“There's no performance-enhancing drug I know of that makes you a better, smarter athlete,” said Jason Smith, president of Framingham Youth Baseball. “I consider it cheating and it's important for kids to realize the danger.”
William Gaine, deputy director of the Massachusetts Interscholastic Athletic Association, said he hadn't had a chance to look at Mitchell's report but he wasn't surprised about the extent of the illegal drug use in the sport.
“Major League Baseball has just flopped on their faces,” he said. “It's disappointing. When you look at a lot of these guys, they're all in the same mold. These guys are getting bigger and better as they're getting older.”
The MIAA has hosted three major steroid conferences in the past year, including one at Fenway Park, another focused on sportsmanship and a third at which athletic directors and coaches discussed steroid use in local athletes.
The conferences have included looks at medical and physical concerns tied to illegal drugs and discussions on sportsmanship and integrity, Gaine said.
Gaine believes parents often ignore or don't know that their children are using steroids or other performance enhancers and are sometimes more interested in their children's success on the field than how they did it.

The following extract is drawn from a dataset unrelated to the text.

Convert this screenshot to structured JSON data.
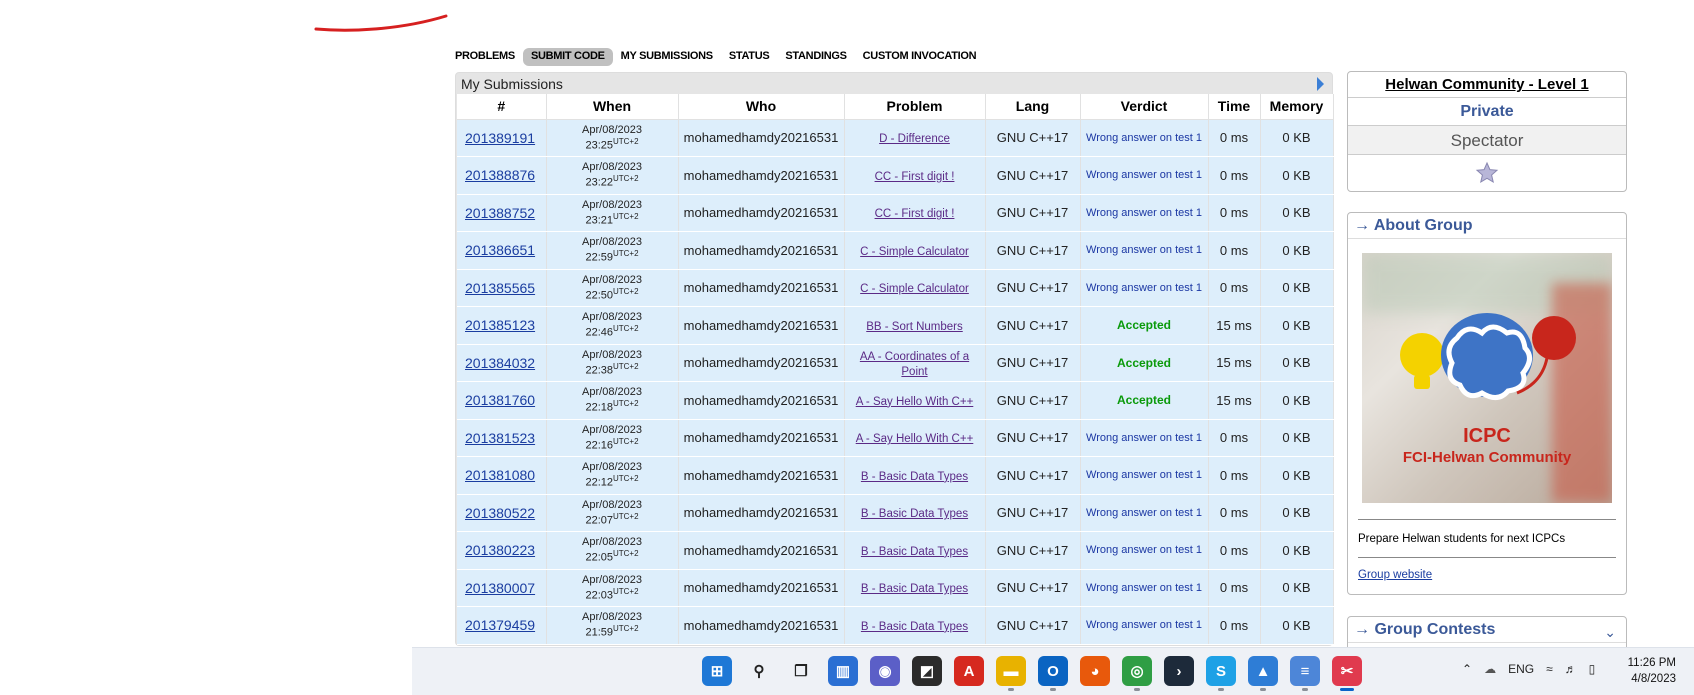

“If you're in (high school sports) to get to the next level, you're in the wrong place,” said Gaine, saying only a very small fraction of high school athletes make it to the professional ranks. “Most of them aren't going anywhere athletically.
“Rather than talking to their kids about these issues, the parents are silently and tacitly approving of them doing what they need to do to get bigger and faster and become a star,” he said.
Rich Piergustavo, Hopedale athletic director and manager of the Milford Post 59 Legion baseball team, hopes the players named in the Mitchell report will consider making public service announcements talking about steroid use.
“I think (former slugger and accused steroid user Mark) McGwire missed a tremendous opportunity to talk to kids (when accusations first came out),” said Piergustavo.
Hopedale athletes, like many in Massachusetts, attend preseason meetings with athletic officials to discuss drug and alcohol use, among other issues that will jeopardize a player's time on the field.
“Kids are a lot more aware of this stuff than they were five or 10 years ago,” said Piergustavo. “When you're dealing with young athletes, adolescence is a time of experimentation. With that comes some bad decisions.
“In the short term, this is shocking and uncomfortable, but in the long term, it's better for the game,” he said.
Early reports had Boston Red Sox captain Jason Varitek listed among the athletes in the Mitchell report, but that turned out not to be true. Even so, the report should be a warning to young people to be careful when they choose role models, said Piergustavo.
“We have to look at ourselves and see what we value,” he said. “We should be very careful about who we put up on a pedestal.”
Framingham's Legion baseball team hosts a yearly get-together with members of Framingham Little League, said Smith, a day that annually brings smiles to the young players' faces.
“I look to them to be role models,” Smith said of the Legion players.
Craig MacCormack can be reached at 508-626-4429 or firstname.lastname@example.org.